David Syrett came to study the British capture of Havana in 1762 as a forgotten campaign of the Seven Years’ War.
Through this collection of documents he showed that Havana was arguably the most complex and difficult operation of that war. It involved making an opposed landing with an army of 16,000 men on a defended coast from a fleet that first had to pass through treacherous waters as well as to pass several well-defended enemy island positions to get to its objective, the strongest fortress in the Americas. Havana was the centre of Spanish military power in the Caribbean, the best naval base and harbour in the region, the rendezvous point for the homeward bound flotas carrying silver from the South American mines, the strategic centre for Spain’s communications with her American possessions, and a place that was reputedly a rich target for booty for an enemy to seize. Yet, the British operation was not without its failures.
The protracted campaign that lasted between 7 June and 18 October 1762 saw British forces ravaged by tropical disease. Of the 5,366 men lost in the campaign, 4,708 died from disease, while numerous others were incapacitated and later died from disease
The volume is a compilation of contemporary documents, selected from the Albemarle archives at the East Suffolk Record Office, the Pocock Papers at the Huntington Library, the Douglas and Keppel Papers at the National Maritime Museum, Greenwich, The Royal Archives at Windsor Castle, and The National Archives classes of Admiralty, Colonial Office, War Office papers, as well as the Rodney Papers.
A final document, forming the appendix, was written in 1800 by Lieutenant-General David Dundas, who served during the 1762 siege. It provides valuable insight that documents contemporary memory and professional judgment on the operation.

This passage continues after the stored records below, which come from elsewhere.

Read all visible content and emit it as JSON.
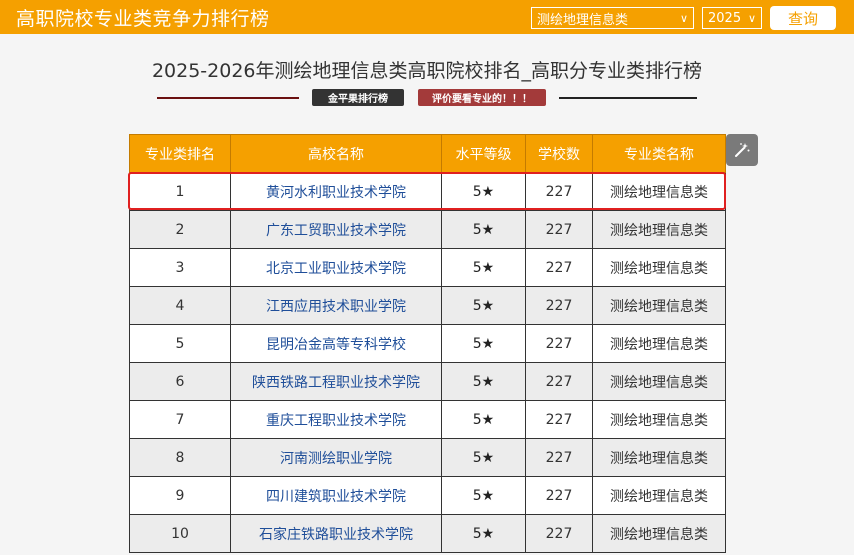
{
  "header": {
    "title": "高职院校专业类竞争力排行榜",
    "category_select": "测绘地理信息类",
    "year_select": "2025",
    "query_label": "查询"
  },
  "heading": {
    "title": "2025-2026年测绘地理信息类高职院校排名_高职分专业类排行榜",
    "tag_brand": "金平果排行榜",
    "tag_note": "评价要看专业的！！！"
  },
  "table": {
    "columns": [
      "专业类排名",
      "高校名称",
      "水平等级",
      "学校数",
      "专业类名称"
    ],
    "rows": [
      {
        "rank": "1",
        "school": "黄河水利职业技术学院",
        "level": "5★",
        "count": "227",
        "category": "测绘地理信息类"
      },
      {
        "rank": "2",
        "school": "广东工贸职业技术学院",
        "level": "5★",
        "count": "227",
        "category": "测绘地理信息类"
      },
      {
        "rank": "3",
        "school": "北京工业职业技术学院",
        "level": "5★",
        "count": "227",
        "category": "测绘地理信息类"
      },
      {
        "rank": "4",
        "school": "江西应用技术职业学院",
        "level": "5★",
        "count": "227",
        "category": "测绘地理信息类"
      },
      {
        "rank": "5",
        "school": "昆明冶金高等专科学校",
        "level": "5★",
        "count": "227",
        "category": "测绘地理信息类"
      },
      {
        "rank": "6",
        "school": "陕西铁路工程职业技术学院",
        "level": "5★",
        "count": "227",
        "category": "测绘地理信息类"
      },
      {
        "rank": "7",
        "school": "重庆工程职业技术学院",
        "level": "5★",
        "count": "227",
        "category": "测绘地理信息类"
      },
      {
        "rank": "8",
        "school": "河南测绘职业学院",
        "level": "5★",
        "count": "227",
        "category": "测绘地理信息类"
      },
      {
        "rank": "9",
        "school": "四川建筑职业技术学院",
        "level": "5★",
        "count": "227",
        "category": "测绘地理信息类"
      },
      {
        "rank": "10",
        "school": "石家庄铁路职业技术学院",
        "level": "5★",
        "count": "227",
        "category": "测绘地理信息类"
      }
    ]
  },
  "colors": {
    "brand": "#f5a000",
    "link": "#1f4e99",
    "highlight": "#e02020"
  },
  "icons": {
    "wand": "magic-wand-icon",
    "caret": "chevron-down-icon"
  }
}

Although British intelligence about the defence of Havana was limited, British forces conducted a successful amphibious siege operation against a strong and well-defended fortress that resulted in a Spanish surrender.